She has been Adjunct Faculty in Law at Yale Law School since 2007 for a total of six terms, co-teaching courses on human rights, sovereignty, cosmopolitanism and European legal debates on citizenship and migration with Professors Robert Post and Alec Stone Sweet. She has also held a Visiting Professorship of Law at the University of Tel-Aviv’s Zvi Meitar Center for Advanced Studies Legal Studies (2010).
Benhabib is the recipient of the Ernst Bloch prize for 2009, the Leopold Lucas Prize from the Theological Faculty of the University of Tubingen (2012), and the Meister Eckhart Prize (2014; one of Germany’s most prestigious philosophical prizes). A Guggenheim Fellowship recipient (2011-12), she has been a research affiliate and senior scholar in many institutions in the US and in Europe such as Berlin’s Wissenschaftkolleg (2009), NYU’s Strauss Center for Advanced Studies in Law and Justice (2012) and the European University Institute in Florence (Summer 2015).
Her work has been translated into German, Spanish, French, Italian, Turkish, Swedish, Russian, Serbo-Croatian, Hebrew, Polish, Japanese and Chinese and she has also edited and coedited 10 volumes on topics ranging from democracy and difference to the rights of migrant women and children; the communicative ethics controversy and Hannah Arendt.

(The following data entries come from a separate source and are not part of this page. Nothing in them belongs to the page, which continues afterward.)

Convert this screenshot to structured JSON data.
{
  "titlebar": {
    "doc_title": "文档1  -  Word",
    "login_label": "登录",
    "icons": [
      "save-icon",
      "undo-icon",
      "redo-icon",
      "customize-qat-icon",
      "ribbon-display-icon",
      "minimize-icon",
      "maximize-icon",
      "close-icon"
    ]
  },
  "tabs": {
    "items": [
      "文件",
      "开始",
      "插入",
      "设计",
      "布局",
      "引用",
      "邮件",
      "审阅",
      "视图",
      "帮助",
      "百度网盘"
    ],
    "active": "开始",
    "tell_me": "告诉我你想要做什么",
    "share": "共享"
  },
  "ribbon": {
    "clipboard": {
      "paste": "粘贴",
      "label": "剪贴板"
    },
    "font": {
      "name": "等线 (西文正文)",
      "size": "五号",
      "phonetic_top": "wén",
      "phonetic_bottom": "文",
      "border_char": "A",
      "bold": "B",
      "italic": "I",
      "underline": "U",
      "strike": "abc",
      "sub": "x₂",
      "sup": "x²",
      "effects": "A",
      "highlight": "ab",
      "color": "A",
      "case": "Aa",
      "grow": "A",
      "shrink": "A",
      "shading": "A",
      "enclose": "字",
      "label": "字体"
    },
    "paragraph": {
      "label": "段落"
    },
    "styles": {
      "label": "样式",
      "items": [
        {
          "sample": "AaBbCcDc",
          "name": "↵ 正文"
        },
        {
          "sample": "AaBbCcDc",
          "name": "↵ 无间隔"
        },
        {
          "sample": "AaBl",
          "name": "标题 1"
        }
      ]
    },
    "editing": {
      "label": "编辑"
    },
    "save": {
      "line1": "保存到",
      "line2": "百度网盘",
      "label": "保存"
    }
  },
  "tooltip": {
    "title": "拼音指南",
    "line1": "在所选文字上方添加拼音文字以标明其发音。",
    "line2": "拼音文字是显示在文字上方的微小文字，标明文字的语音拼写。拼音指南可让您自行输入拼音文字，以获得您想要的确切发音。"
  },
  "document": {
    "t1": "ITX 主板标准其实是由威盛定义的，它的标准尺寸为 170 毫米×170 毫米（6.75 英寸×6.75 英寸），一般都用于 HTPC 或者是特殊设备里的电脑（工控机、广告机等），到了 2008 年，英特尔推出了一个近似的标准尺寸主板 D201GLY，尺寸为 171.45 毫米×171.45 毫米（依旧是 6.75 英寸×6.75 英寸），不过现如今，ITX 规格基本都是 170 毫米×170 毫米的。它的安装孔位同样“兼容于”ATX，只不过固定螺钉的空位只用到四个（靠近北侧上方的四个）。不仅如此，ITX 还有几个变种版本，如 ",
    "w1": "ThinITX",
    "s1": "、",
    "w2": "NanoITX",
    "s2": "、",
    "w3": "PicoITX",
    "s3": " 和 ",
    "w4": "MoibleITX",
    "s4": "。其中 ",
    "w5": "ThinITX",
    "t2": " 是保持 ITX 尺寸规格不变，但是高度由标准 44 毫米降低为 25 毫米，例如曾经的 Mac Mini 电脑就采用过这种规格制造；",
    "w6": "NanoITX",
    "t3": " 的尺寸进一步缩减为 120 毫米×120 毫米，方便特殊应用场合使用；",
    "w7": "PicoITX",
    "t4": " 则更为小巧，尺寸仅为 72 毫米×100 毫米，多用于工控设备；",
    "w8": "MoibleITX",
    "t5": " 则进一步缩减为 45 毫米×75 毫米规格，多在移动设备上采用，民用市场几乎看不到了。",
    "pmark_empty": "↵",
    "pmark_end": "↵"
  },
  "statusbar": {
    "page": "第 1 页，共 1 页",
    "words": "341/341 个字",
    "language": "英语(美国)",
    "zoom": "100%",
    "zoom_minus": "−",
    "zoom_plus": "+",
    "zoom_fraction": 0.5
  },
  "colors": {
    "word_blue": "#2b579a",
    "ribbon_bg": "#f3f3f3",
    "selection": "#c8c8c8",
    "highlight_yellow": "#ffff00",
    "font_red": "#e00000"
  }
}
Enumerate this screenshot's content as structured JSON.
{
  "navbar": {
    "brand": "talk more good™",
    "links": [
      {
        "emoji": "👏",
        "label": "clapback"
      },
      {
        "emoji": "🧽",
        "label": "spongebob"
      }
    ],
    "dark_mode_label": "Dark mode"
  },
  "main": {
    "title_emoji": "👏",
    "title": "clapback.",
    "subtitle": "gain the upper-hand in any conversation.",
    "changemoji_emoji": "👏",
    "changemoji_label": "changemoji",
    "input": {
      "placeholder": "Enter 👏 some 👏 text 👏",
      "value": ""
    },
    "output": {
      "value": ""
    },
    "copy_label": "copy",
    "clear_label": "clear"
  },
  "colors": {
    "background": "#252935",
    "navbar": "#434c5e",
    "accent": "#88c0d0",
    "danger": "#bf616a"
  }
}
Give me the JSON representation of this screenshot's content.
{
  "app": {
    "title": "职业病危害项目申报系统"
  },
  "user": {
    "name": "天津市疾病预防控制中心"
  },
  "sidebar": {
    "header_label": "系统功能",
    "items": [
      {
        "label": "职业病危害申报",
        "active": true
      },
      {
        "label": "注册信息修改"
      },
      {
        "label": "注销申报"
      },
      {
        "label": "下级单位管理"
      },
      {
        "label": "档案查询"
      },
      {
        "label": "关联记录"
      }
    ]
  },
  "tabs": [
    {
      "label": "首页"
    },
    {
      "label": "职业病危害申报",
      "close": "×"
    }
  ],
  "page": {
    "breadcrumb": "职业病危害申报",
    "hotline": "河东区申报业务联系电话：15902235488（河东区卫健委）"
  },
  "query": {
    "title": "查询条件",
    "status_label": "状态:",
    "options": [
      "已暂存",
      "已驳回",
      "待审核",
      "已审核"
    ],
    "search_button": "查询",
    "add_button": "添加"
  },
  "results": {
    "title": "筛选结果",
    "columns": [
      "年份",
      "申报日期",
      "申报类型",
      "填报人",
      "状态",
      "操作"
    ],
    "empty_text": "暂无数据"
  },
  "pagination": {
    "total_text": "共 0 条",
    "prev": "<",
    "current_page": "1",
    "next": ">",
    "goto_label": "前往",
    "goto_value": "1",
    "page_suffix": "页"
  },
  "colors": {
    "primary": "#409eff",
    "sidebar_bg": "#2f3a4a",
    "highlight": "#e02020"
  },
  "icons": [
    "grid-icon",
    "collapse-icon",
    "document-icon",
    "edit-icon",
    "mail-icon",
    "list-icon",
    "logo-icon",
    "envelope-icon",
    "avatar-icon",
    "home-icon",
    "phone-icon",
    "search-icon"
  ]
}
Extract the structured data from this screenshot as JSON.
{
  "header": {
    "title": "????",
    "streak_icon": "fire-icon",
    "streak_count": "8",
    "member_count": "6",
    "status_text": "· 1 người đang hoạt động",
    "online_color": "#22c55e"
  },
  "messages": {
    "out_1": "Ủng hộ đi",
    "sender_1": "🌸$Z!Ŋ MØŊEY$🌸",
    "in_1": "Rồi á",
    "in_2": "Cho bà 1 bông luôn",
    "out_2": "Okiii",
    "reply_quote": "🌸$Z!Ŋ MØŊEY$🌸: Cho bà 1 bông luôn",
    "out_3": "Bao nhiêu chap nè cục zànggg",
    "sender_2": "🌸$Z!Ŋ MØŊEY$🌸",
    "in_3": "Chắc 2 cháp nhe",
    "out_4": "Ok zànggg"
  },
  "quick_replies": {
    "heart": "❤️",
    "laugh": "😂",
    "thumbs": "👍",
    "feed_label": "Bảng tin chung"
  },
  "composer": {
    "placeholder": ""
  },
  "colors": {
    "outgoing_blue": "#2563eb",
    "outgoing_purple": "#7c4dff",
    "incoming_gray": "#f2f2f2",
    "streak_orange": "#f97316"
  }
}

Her volume, Migrations and Mobilities: Gender, Borders and Citizenship (NYU Press, 2009), edited with Judith Resnik from the Yale Law School, has been named by Choice one of the outstanding academic books of the year.
Benhabib holds Honorary Degrees from the Universities of Utrecht (2004), Valencia (2010) and Bogazici University in Istanbul (2012).